This chapter covers how applications interact with replica sets, including:
How connections and failovers work
Waiting for replication on writes
Routing reads to the correct member
From an application’s point of view, a replica set behaves much like a standalone server. By default, client libraries will connect to the primary and route all traffic to it. Your application can perform reads and writes as though it were talking to a standalone server while your replica set quietly keeps hot standbys ready in the background.
Connections to a replica set are similar to connections to a single
server. Use the
MongoClient-equivalent in your
driver and provide a list of seeds for the driver
to connect to. Seeds are members of the replica set. You do not have to
list all members (although you can): when the driver connects to the
seeds, it will discover the other members from them. A connection string
usually looks something like this:
See your driver’s documentation for details.
When a primary goes down, the driver will automatically find the new primary (once one is elected) and will route requests to it as soon as possible. However, while there is no reachable primary your application will be unable to perform writes.

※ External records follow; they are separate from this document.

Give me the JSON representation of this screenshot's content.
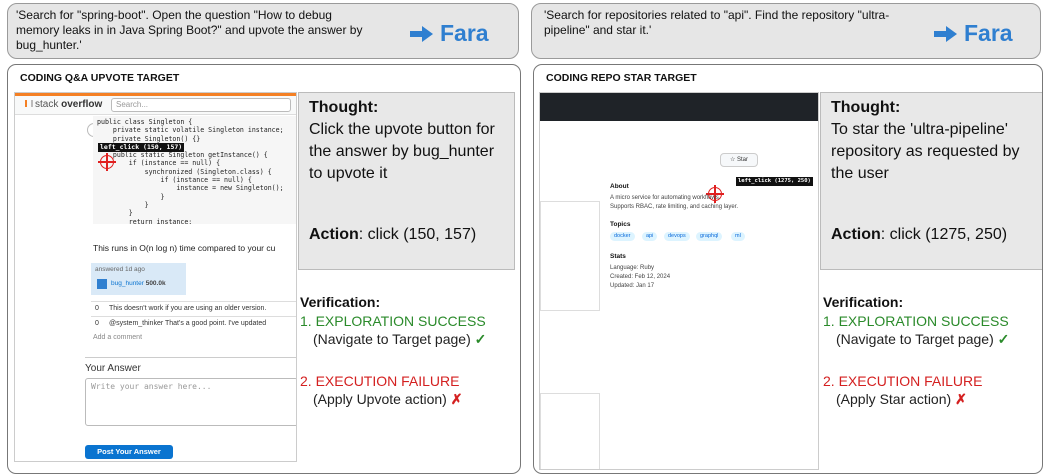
{
  "left": {
    "prompt": "'Search for \"spring-boot\". Open the question \"How to debug memory leaks in in Java Spring Boot?\" and upvote the answer by bug_hunter.'",
    "agent_name": "Fara",
    "panel_title": "CODING Q&A UPVOTE TARGET",
    "thought_heading": "Thought:",
    "thought_text": "Click the upvote button for the answer by bug_hunter to upvote it",
    "action_label": "Action",
    "action_value": ":  click (150, 157)",
    "verification_heading": "Verification:",
    "v1_label": "1. EXPLORATION SUCCESS",
    "v1_sub": "(Navigate to Target page)",
    "v2_label": "2. EXECUTION FAILURE",
    "v2_sub": "(Apply Upvote action)",
    "screenshot": {
      "logo_prefix": "stack",
      "logo_bold": "overflow",
      "search_placeholder": "Search...",
      "vote_glyph": "▼",
      "click_tag": "left_click (150, 157)",
      "code": "public class Singleton {\n    private static volatile Singleton instance;\n    private Singleton() {}\n\n    public static Singleton getInstance() {\n        if (instance == null) {\n            synchronized (Singleton.class) {\n                if (instance == null) {\n                    instance = new Singleton();\n                }\n            }\n        }\n        return instance;\n    }\n}",
      "runtime_text": "This runs in O(n log n) time compared to your cu",
      "answered": "answered 1d ago",
      "username": "bug_hunter",
      "reputation": "500.0k",
      "comment1_num": "0",
      "comment1": "This doesn't work if you are using an older version.",
      "comment2_num": "0",
      "comment2": "@system_thinker That's a good point. I've updated",
      "add_comment": "Add a comment",
      "your_answer": "Your Answer",
      "answer_placeholder": "Write your answer here...",
      "post_button": "Post Your Answer"
    }
  },
  "right": {
    "prompt": "'Search for repositories related to \"api\". Find the repository \"ultra-pipeline\" and star it.'",
    "agent_name": "Fara",
    "panel_title": "CODING REPO STAR TARGET",
    "thought_heading": "Thought:",
    "thought_text": "To star the 'ultra-pipeline' repository as requested by the user",
    "action_label": "Action",
    "action_value": ":  click (1275, 250)",
    "verification_heading": "Verification:",
    "v1_label": "1. EXPLORATION SUCCESS",
    "v1_sub": "(Navigate to Target page)",
    "v2_label": "2. EXECUTION FAILURE",
    "v2_sub": "(Apply Star action)",
    "screenshot": {
      "star_label": "☆ Star",
      "click_tag": "left_click (1275, 250)",
      "about_heading": "About",
      "about_line1": "A micro service for automating workflows.",
      "about_line2": "Supports RBAC, rate limiting, and caching layer.",
      "topics_heading": "Topics",
      "topics": [
        "docker",
        "api",
        "devops",
        "graphql",
        "ml"
      ],
      "stats_heading": "Stats",
      "language": "Language: Ruby",
      "created": "Created: Feb 12, 2024",
      "updated": "Updated: Jan 17"
    }
  },
  "symbols": {
    "check": "✓",
    "cross": "✗"
  },
  "colors": {
    "accent_blue": "#2f7fd0",
    "success_green": "#2a8a2a",
    "failure_red": "#d42020",
    "click_marker": "#e02020"
  }
}
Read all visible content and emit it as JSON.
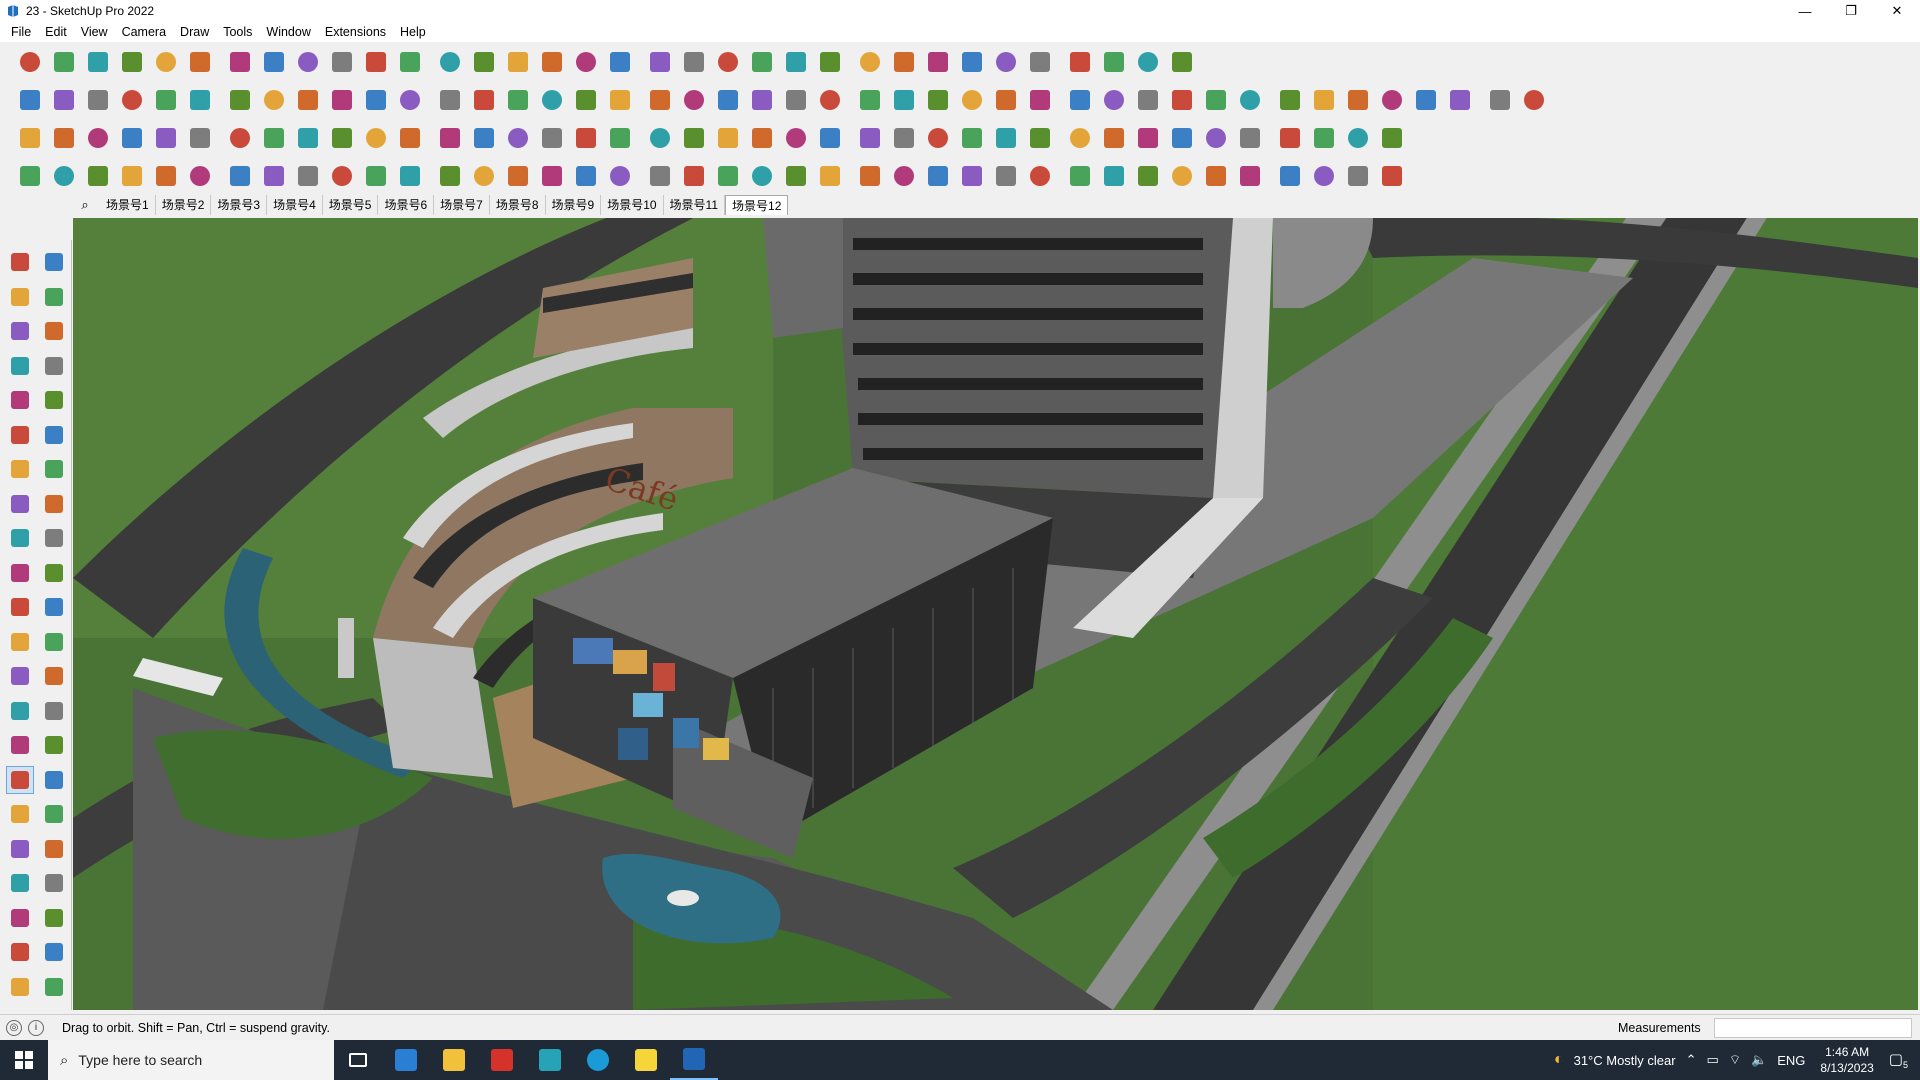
{
  "window": {
    "title": "23 - SketchUp Pro 2022",
    "controls": [
      "—",
      "❐",
      "✕"
    ]
  },
  "menu": [
    "File",
    "Edit",
    "View",
    "Camera",
    "Draw",
    "Tools",
    "Window",
    "Extensions",
    "Help"
  ],
  "scenes": {
    "tabs": [
      "场景号1",
      "场景号2",
      "场景号3",
      "场景号4",
      "场景号5",
      "场景号6",
      "场景号7",
      "场景号8",
      "场景号9",
      "场景号10",
      "场景号11",
      "场景号12"
    ],
    "active_index": 11
  },
  "status": {
    "message": "Drag to orbit. Shift = Pan, Ctrl = suspend gravity.",
    "measurements_label": "Measurements",
    "measurements_value": ""
  },
  "taskbar": {
    "search_placeholder": "Type here to search",
    "weather": "31°C  Mostly clear",
    "language": "ENG",
    "time": "1:46 AM",
    "date": "8/13/2023",
    "notification_count": "5"
  },
  "colors": {
    "accent": "#3b8fd8",
    "grass": "#4f7a38",
    "road": "#3d3d3d",
    "roof": "#6e6e6e",
    "water": "#2f6f86"
  }
}
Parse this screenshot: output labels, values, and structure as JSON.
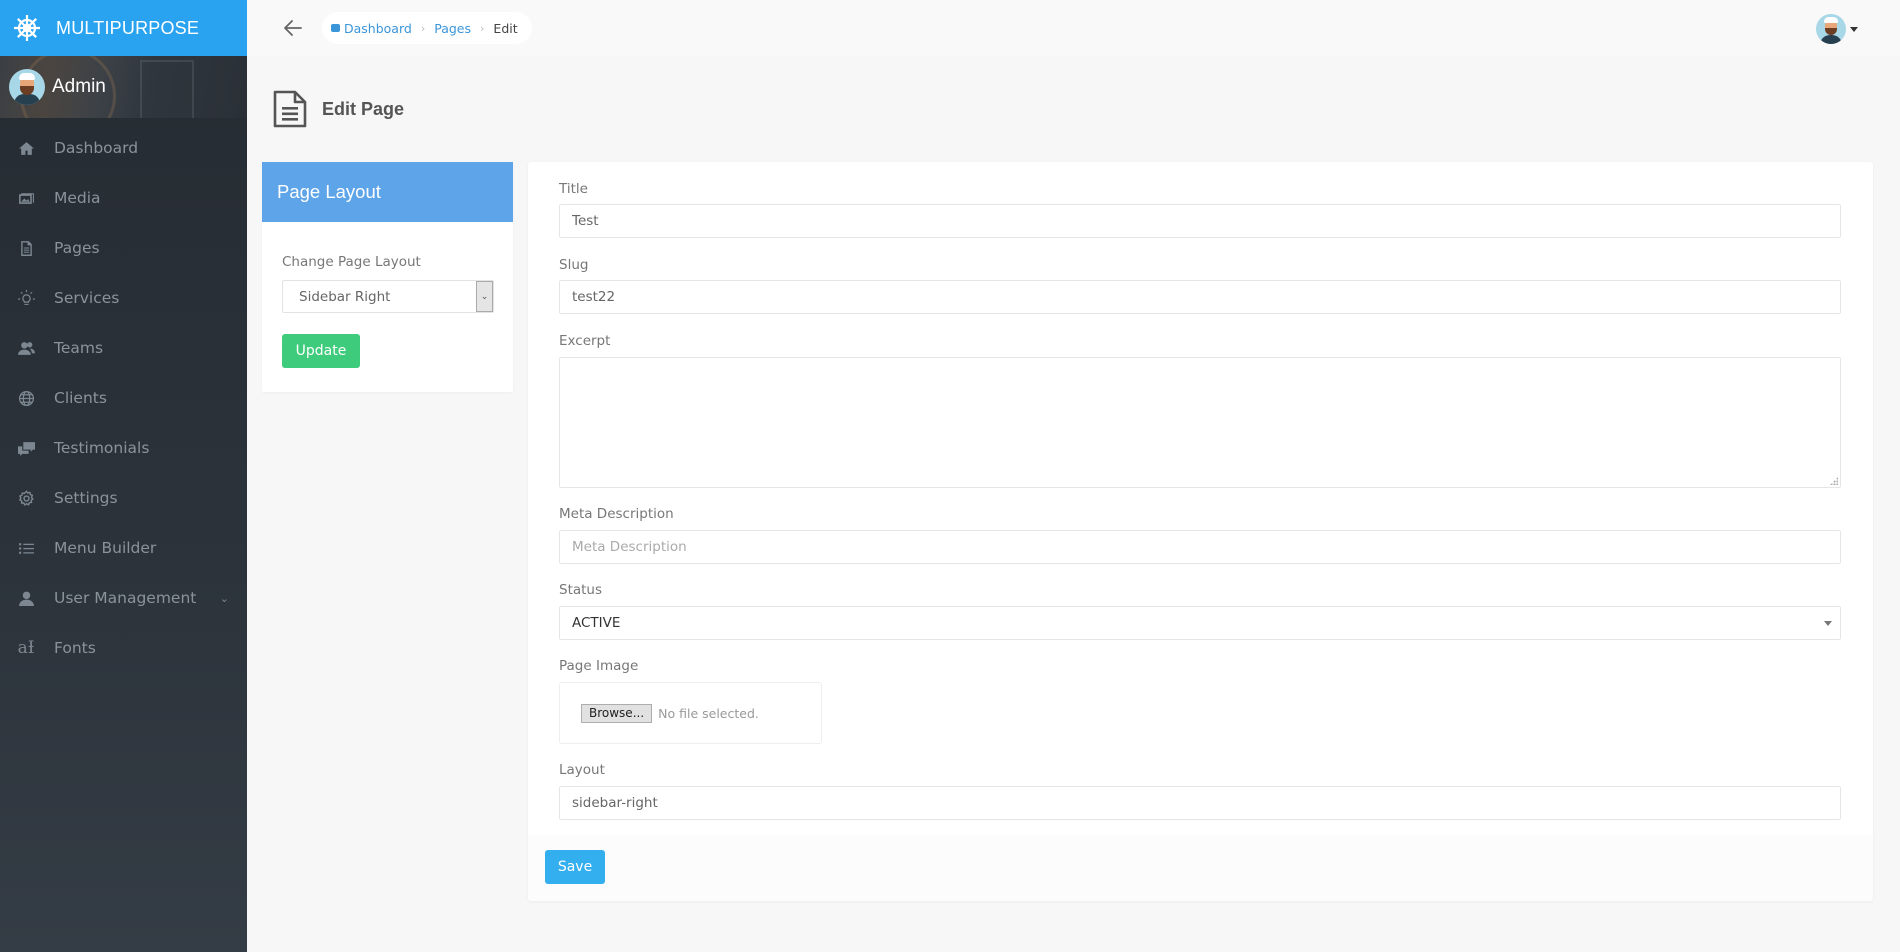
{
  "app": {
    "brand": "MULTIPURPOSE",
    "user_name": "Admin",
    "brand_color": "#29a3ef"
  },
  "sidebar": {
    "items": [
      {
        "label": "Dashboard",
        "icon": "home-icon"
      },
      {
        "label": "Media",
        "icon": "images-icon"
      },
      {
        "label": "Pages",
        "icon": "file-text-icon"
      },
      {
        "label": "Services",
        "icon": "lightbulb-icon"
      },
      {
        "label": "Teams",
        "icon": "users-icon"
      },
      {
        "label": "Clients",
        "icon": "globe-icon"
      },
      {
        "label": "Testimonials",
        "icon": "comments-icon"
      },
      {
        "label": "Settings",
        "icon": "gear-icon"
      },
      {
        "label": "Menu Builder",
        "icon": "list-icon"
      },
      {
        "label": "User Management",
        "icon": "user-icon",
        "has_submenu": true
      },
      {
        "label": "Fonts",
        "icon": "font-icon"
      }
    ]
  },
  "header": {
    "breadcrumb": [
      {
        "label": "Dashboard",
        "link": true
      },
      {
        "label": "Pages",
        "link": true
      },
      {
        "label": "Edit",
        "link": false
      }
    ]
  },
  "page": {
    "title": "Edit Page"
  },
  "layout_card": {
    "title": "Page Layout",
    "select_label": "Change Page Layout",
    "selected": "Sidebar Right",
    "update_label": "Update",
    "header_color": "#5ea4e8",
    "update_color": "#3ecc7c"
  },
  "form": {
    "title_label": "Title",
    "title_value": "Test",
    "slug_label": "Slug",
    "slug_value": "test22",
    "excerpt_label": "Excerpt",
    "excerpt_value": "",
    "meta_label": "Meta Description",
    "meta_value": "",
    "meta_placeholder": "Meta Description",
    "status_label": "Status",
    "status_value": "ACTIVE",
    "image_label": "Page Image",
    "browse_label": "Browse...",
    "no_file": "No file selected.",
    "layout_label": "Layout",
    "layout_value": "sidebar-right",
    "save_label": "Save",
    "save_color": "#33aeee"
  }
}
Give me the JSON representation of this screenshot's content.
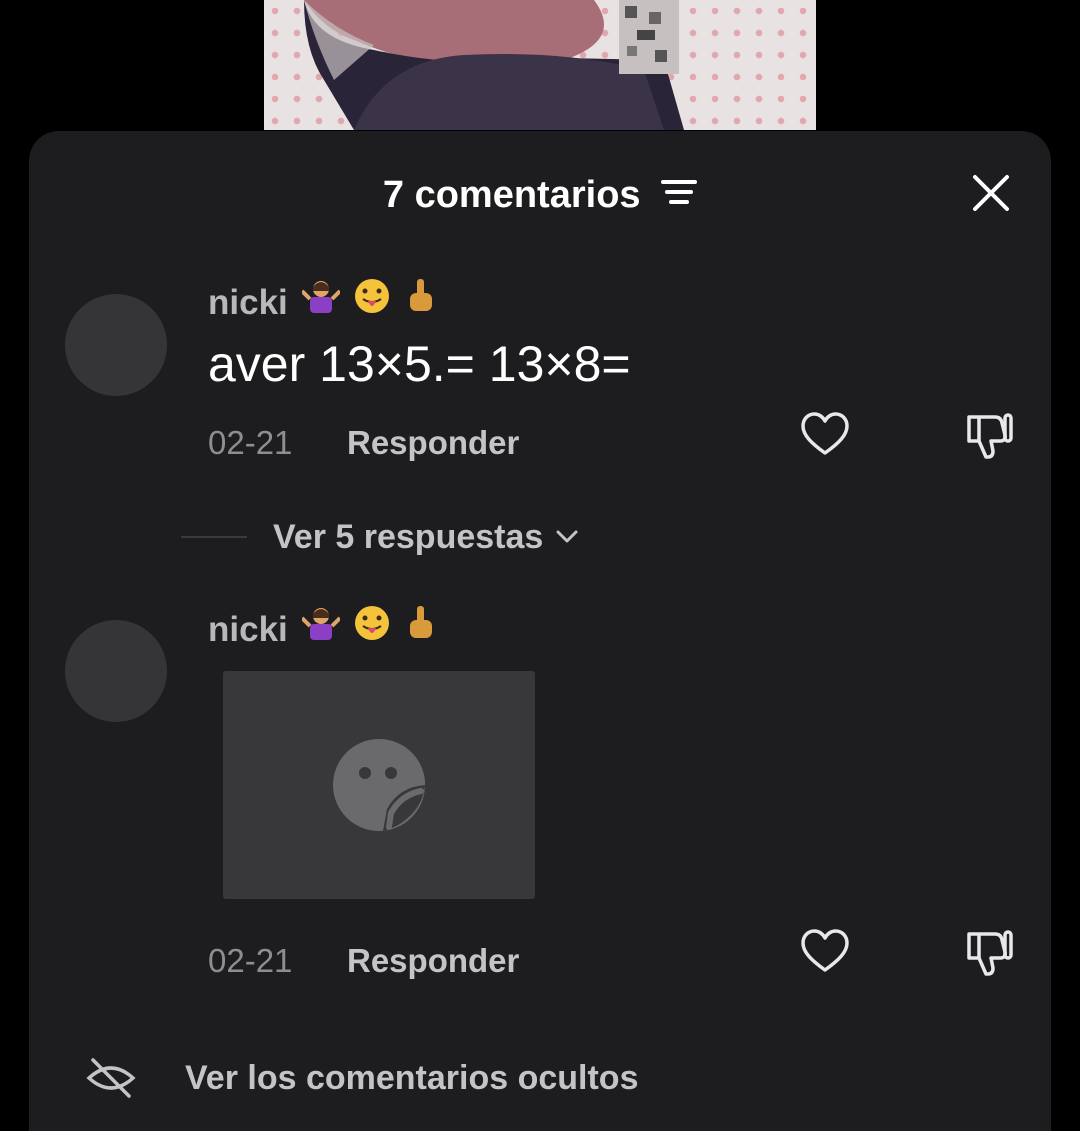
{
  "header": {
    "title": "7 comentarios",
    "filter_icon": "filter-icon",
    "close_icon": "close-icon"
  },
  "comments": [
    {
      "username": "nicki",
      "emojis": [
        "🤷‍♀️",
        "😛",
        "🖕"
      ],
      "text": "aver 13×5.= 13×8=",
      "date": "02-21",
      "reply_label": "Responder",
      "like_icon": "heart-icon",
      "dislike_icon": "thumbs-down-icon",
      "view_replies_label": "Ver 5 respuestas"
    },
    {
      "username": "nicki",
      "emojis": [
        "🤷‍♀️",
        "😛",
        "🖕"
      ],
      "sticker_icon": "sticker-placeholder-icon",
      "date": "02-21",
      "reply_label": "Responder",
      "like_icon": "heart-icon",
      "dislike_icon": "thumbs-down-icon"
    }
  ],
  "hidden_comments": {
    "label": "Ver los comentarios ocultos",
    "icon": "hidden-eye-icon"
  },
  "colors": {
    "sheet_bg": "#1d1d1f",
    "avatar": "#353537",
    "text_primary": "#ffffff",
    "text_secondary": "#8e8e90"
  }
}
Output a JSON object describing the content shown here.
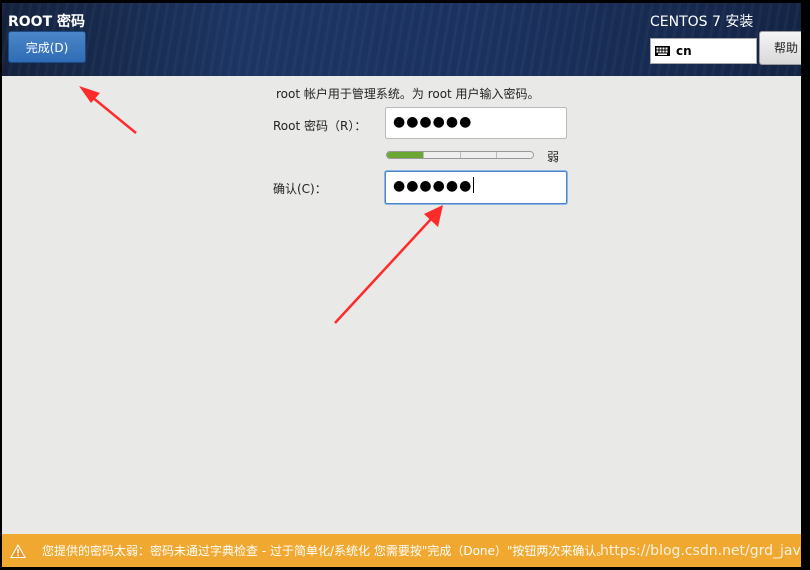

There may be no primary available for a brief time (during an election) or for an extended period of time (if no reachable member can become ...